» Directions for this task
Every line of the entries below that mentions "name" is to be copied out.

» Material supplied
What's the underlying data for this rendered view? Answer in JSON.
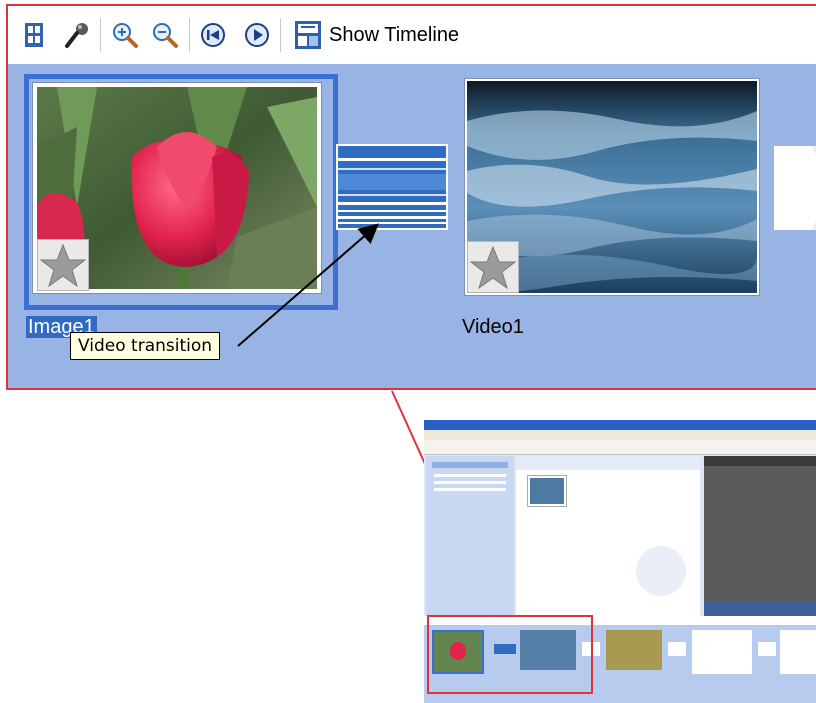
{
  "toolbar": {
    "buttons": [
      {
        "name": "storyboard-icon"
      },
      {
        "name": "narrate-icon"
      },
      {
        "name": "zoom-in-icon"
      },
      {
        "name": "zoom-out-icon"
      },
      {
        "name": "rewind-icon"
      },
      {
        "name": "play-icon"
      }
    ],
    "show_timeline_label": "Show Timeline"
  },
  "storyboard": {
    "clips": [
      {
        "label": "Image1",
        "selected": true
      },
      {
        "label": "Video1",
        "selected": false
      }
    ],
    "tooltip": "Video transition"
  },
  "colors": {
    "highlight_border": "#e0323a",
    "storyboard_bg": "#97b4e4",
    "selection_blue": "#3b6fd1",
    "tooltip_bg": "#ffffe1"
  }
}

» Task output
        "name": "storyboard-icon"
        "name": "narrate-icon"
        "name": "zoom-in-icon"
        "name": "zoom-out-icon"
        "name": "rewind-icon"
        "name": "play-icon"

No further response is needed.